Videocon Industries, an Indian electronic appliances maker, reported its annual financial results on February 11. The company made a Rs 1,367.94-crore loss in 2016 (Videocon uses the calendar year to report). That’s 24.5 times the loss it made in 2015. The whopping increase is mainly due to two reasons: falling revenues and high debt.
The company, headquartered in Mumbai, owes over Rs 45,000 crore to lenders. This debt was accumulated over time as Videocon expanded into oil and gas, telecommunications, and direct-to-home TV. However, its main business of electronic appliances is struggling to make the money required to service the debt and the new ventures haven’t shown tremendous promise.
The Videocon case is classic of companies aggressively borrowing to expand but failing to repay. In 2016, its finance costs stood at Rs 2,426 crore, primarily due to the interest paid. Compared to this, its operating profit was a mere Rs 354.87 crore.
Videocon is among the most-leveraged groups in Asia’s third-largest economy. In fact, a Credit Suisse study in October 2015 named it among the 10 groups with the highest debt in India. Several experts, including former Indian central banker Raghuram Rajan, have repeatedly voiced their concerns about the ticking time bomb of corporate debt in India.
These high borrowings often translate into toxic assets for banks. “Moderation is required and some debt is good. But not too much,” Rajan said in December 2015. “Avoid over-borrowings to avoid problems.”
Quartz tried to contact Anirudh Dhoot, director of Videocon, for a comment, but he wasn’t immediately available.
The Videocon story

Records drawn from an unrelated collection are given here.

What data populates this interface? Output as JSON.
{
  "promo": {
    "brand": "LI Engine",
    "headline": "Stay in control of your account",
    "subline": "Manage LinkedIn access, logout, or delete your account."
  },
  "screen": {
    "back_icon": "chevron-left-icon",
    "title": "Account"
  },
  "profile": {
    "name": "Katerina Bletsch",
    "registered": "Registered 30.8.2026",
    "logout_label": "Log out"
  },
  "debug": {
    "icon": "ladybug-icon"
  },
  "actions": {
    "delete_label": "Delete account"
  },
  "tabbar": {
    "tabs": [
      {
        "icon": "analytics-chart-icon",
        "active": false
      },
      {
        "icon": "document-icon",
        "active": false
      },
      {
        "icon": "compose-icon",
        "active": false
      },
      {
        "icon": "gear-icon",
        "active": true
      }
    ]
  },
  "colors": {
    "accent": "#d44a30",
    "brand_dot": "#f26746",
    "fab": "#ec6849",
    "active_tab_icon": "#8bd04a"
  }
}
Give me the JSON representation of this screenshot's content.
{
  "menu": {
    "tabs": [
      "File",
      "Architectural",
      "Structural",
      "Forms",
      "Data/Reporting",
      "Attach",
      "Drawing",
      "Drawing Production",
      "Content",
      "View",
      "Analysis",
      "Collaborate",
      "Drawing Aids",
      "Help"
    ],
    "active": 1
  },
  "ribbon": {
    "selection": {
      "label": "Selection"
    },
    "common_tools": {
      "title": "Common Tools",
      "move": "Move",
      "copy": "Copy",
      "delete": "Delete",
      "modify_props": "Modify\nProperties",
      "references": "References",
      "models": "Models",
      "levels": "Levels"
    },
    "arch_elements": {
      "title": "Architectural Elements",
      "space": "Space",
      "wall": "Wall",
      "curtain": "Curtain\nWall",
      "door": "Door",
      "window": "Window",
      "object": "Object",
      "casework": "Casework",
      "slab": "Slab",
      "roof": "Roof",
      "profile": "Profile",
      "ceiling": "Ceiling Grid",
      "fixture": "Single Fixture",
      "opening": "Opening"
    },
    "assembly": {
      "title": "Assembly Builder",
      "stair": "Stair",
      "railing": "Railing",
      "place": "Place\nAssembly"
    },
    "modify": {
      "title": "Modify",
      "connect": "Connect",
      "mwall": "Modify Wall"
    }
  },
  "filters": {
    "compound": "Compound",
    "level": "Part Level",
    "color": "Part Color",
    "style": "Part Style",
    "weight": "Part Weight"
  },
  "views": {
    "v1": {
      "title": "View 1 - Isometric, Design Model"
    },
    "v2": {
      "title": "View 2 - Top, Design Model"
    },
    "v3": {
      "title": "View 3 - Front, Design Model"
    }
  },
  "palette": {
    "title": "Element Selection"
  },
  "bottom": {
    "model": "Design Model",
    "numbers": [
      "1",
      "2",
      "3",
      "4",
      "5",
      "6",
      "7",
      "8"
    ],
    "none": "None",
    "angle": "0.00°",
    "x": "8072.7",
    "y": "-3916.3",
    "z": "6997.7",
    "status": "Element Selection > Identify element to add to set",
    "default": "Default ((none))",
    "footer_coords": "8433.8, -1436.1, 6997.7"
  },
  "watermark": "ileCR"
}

The Videocon group began in 1955 when Nandlal Dhoot started a sugar mill by importing machinery from Europe. In 1986, his three sons, Venugopal, Rajkumar, and Pradipkumar, started Adhigam Trading, a firm selling paper tubes, which later expanded to the manufacturing of television sets and washing machines.
Its growth in the 1990s, when it added more products such as air conditioners, refrigerators, and home entertainment systems, was synonymous with India’s liberalisation of its economy. On February 14, 1991, the company changed its name from Adhigam Trading to Videocon Leasing and Industrial Finance.
Subsequently, it added more businesses and rapidly expanded, diversifying into oil and gas in the late 1990s and later even telecom, DTH entertainment, and retail. Through the 2000s, it was in a major expansion mode, mirrored by its rising debt. For instance, in February 2007, US telecom giant Verizon tied up with it to provide long-distance tele-services in India. In the same year, Videocon, jointly with Bharat Petroleum Corporation, signed an agreement to buy a Brazilian company to pursue oil exploration in the region.
But such expansion has come with risks.
The debt trap
Since 2007, Videocon’s debt has shot up by seven times. And that’s not all. The group’s interest paying capacity has deteriorated during the same time. Its interest coverage ratio, the ratio of operating profit to the interest payable, is below one, according to Credit Suisse. This means it doesn’t generate enough funds that can cover its annual interest payments.
Some 85% of its revenue comes from its consumer electronics business. In 2016, this segment saw a 15% drop in income. The Indian appliance and consumer electronics industry, estimated to reach $20.6 billion by 2020, has lately seen weak growth. Mounting input costs are squeezing margins even though demand is growing. The industry has also seen a shift from off-line to online shopping.
Meanwhile, Videocon’s crude oil and natural gas venture saw revenues dip by 39% mostly due to a glut in global oil prices.
The group is now trying hard to trim debt. For one, it is selling off assets, something most leveraged Indian groups with their backs to the wall do. Over the last one year, Videocon has sold Rs 11,000 crore worth of assets. It has also monetised other assets like spectrum, besides merging its DTH service with Dish TV.
It’ll be a long while though before Videocon comes out of its debt trap.
This article first appeared on Quartz.